• **What is required**
All of the records must be restated exactly, with every line complete.

(Dataset rows for apps and sites)
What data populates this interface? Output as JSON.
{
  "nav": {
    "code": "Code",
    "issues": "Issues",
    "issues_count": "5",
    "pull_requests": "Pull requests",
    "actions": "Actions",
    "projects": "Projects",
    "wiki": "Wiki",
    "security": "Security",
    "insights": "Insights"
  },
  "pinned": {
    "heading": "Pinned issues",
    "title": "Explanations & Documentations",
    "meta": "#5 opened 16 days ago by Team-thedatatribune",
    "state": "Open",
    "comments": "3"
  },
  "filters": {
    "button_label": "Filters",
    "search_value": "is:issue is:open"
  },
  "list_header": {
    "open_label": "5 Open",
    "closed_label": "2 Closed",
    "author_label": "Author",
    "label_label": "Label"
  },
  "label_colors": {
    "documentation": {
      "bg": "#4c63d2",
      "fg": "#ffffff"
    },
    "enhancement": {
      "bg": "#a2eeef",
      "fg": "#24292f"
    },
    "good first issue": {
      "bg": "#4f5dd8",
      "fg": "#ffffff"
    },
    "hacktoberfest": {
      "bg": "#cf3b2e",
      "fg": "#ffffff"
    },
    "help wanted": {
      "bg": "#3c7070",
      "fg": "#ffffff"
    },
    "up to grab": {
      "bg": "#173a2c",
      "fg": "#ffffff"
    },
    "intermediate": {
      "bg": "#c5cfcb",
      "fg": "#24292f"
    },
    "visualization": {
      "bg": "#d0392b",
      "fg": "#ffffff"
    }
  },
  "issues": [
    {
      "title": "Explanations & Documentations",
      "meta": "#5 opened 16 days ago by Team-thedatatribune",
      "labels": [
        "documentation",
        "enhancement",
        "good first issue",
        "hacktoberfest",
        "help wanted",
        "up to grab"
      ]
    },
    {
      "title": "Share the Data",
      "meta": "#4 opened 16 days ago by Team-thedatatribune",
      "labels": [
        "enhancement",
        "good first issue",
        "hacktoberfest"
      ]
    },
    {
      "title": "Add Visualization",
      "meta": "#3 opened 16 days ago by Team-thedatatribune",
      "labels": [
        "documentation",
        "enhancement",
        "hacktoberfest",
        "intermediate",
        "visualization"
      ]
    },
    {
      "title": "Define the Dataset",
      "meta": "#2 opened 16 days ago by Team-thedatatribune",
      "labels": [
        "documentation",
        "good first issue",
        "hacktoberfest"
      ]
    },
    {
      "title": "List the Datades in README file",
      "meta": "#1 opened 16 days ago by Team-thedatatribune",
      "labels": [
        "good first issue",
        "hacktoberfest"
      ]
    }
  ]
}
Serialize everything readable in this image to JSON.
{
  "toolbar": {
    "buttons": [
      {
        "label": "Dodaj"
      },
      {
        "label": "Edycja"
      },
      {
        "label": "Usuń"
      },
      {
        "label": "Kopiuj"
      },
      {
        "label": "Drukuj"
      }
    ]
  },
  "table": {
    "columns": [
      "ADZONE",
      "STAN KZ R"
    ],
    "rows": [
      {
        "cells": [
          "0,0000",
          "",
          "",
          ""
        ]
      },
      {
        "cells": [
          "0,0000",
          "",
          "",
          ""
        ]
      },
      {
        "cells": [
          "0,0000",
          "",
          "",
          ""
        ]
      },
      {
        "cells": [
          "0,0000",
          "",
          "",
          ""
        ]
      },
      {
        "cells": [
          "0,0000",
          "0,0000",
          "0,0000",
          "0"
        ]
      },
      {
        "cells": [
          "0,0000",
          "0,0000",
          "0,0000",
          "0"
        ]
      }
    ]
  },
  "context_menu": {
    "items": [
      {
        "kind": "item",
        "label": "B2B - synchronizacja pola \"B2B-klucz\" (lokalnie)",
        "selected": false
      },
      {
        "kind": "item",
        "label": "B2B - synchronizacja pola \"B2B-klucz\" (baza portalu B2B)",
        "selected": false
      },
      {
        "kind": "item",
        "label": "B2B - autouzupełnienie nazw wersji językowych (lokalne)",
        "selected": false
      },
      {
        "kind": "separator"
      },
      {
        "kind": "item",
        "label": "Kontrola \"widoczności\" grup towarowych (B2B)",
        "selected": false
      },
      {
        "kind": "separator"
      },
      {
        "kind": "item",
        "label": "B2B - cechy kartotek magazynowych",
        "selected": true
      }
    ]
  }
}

• **Expected answer**
What data populates this interface? Output as JSON.
{
  "nav": {
    "code": "Code",
    "issues": "Issues",
    "issues_count": "5",
    "pull_requests": "Pull requests",
    "actions": "Actions",
    "projects": "Projects",
    "wiki": "Wiki",
    "security": "Security",
    "insights": "Insights"
  },
  "pinned": {
    "heading": "Pinned issues",
    "title": "Explanations & Documentations",
    "meta": "#5 opened 16 days ago by Team-thedatatribune",
    "state": "Open",
    "comments": "3"
  },
  "filters": {
    "button_label": "Filters",
    "search_value": "is:issue is:open"
  },
  "list_header": {
    "open_label": "5 Open",
    "closed_label": "2 Closed",
    "author_label": "Author",
    "label_label": "Label"
  },
  "label_colors": {
    "documentation": {
      "bg": "#4c63d2",
      "fg": "#ffffff"
    },
    "enhancement": {
      "bg": "#a2eeef",
      "fg": "#24292f"
    },
    "good first issue": {
      "bg": "#4f5dd8",
      "fg": "#ffffff"
    },
    "hacktoberfest": {
      "bg": "#cf3b2e",
      "fg": "#ffffff"
    },
    "help wanted": {
      "bg": "#3c7070",
      "fg": "#ffffff"
    },
    "up to grab": {
      "bg": "#173a2c",
      "fg": "#ffffff"
    },
    "intermediate": {
      "bg": "#c5cfcb",
      "fg": "#24292f"
    },
    "visualization": {
      "bg": "#d0392b",
      "fg": "#ffffff"
    }
  },
  "issues": [
    {
      "title": "Explanations & Documentations",
      "meta": "#5 opened 16 days ago by Team-thedatatribune",
      "labels": [
        "documentation",
        "enhancement",
        "good first issue",
        "hacktoberfest",
        "help wanted",
        "up to grab"
      ]
    },
    {
      "title": "Share the Data",
      "meta": "#4 opened 16 days ago by Team-thedatatribune",
      "labels": [
        "enhancement",
        "good first issue",
        "hacktoberfest"
      ]
    },
    {
      "title": "Add Visualization",
      "meta": "#3 opened 16 days ago by Team-thedatatribune",
      "labels": [
        "documentation",
        "enhancement",
        "hacktoberfest",
        "intermediate",
        "visualization"
      ]
    },
    {
      "title": "Define the Dataset",
      "meta": "#2 opened 16 days ago by Team-thedatatribune",
      "labels": [
        "documentation",
        "good first issue",
        "hacktoberfest"
      ]
    },
    {
      "title": "List the Datades in README file",
      "meta": "#1 opened 16 days ago by Team-thedatatribune",
      "labels": [
        "good first issue",
        "hacktoberfest"
      ]
    }
  ]
}
Serialize everything readable in this image to JSON.
{
  "toolbar": {
    "buttons": [
      {
        "label": "Dodaj"
      },
      {
        "label": "Edycja"
      },
      {
        "label": "Usuń"
      },
      {
        "label": "Kopiuj"
      },
      {
        "label": "Drukuj"
      }
    ]
  },
  "table": {
    "columns": [
      "ADZONE",
      "STAN KZ R"
    ],
    "rows": [
      {
        "cells": [
          "0,0000",
          "",
          "",
          ""
        ]
      },
      {
        "cells": [
          "0,0000",
          "",
          "",
          ""
        ]
      },
      {
        "cells": [
          "0,0000",
          "",
          "",
          ""
        ]
      },
      {
        "cells": [
          "0,0000",
          "",
          "",
          ""
        ]
      },
      {
        "cells": [
          "0,0000",
          "0,0000",
          "0,0000",
          "0"
        ]
      },
      {
        "cells": [
          "0,0000",
          "0,0000",
          "0,0000",
          "0"
        ]
      }
    ]
  },
  "context_menu": {
    "items": [
      {
        "kind": "item",
        "label": "B2B - synchronizacja pola \"B2B-klucz\" (lokalnie)",
        "selected": false
      },
      {
        "kind": "item",
        "label": "B2B - synchronizacja pola \"B2B-klucz\" (baza portalu B2B)",
        "selected": false
      },
      {
        "kind": "item",
        "label": "B2B - autouzupełnienie nazw wersji językowych (lokalne)",
        "selected": false
      },
      {
        "kind": "separator"
      },
      {
        "kind": "item",
        "label": "Kontrola \"widoczności\" grup towarowych (B2B)",
        "selected": false
      },
      {
        "kind": "separator"
      },
      {
        "kind": "item",
        "label": "B2B - cechy kartotek magazynowych",
        "selected": true
      }
    ]
  }
}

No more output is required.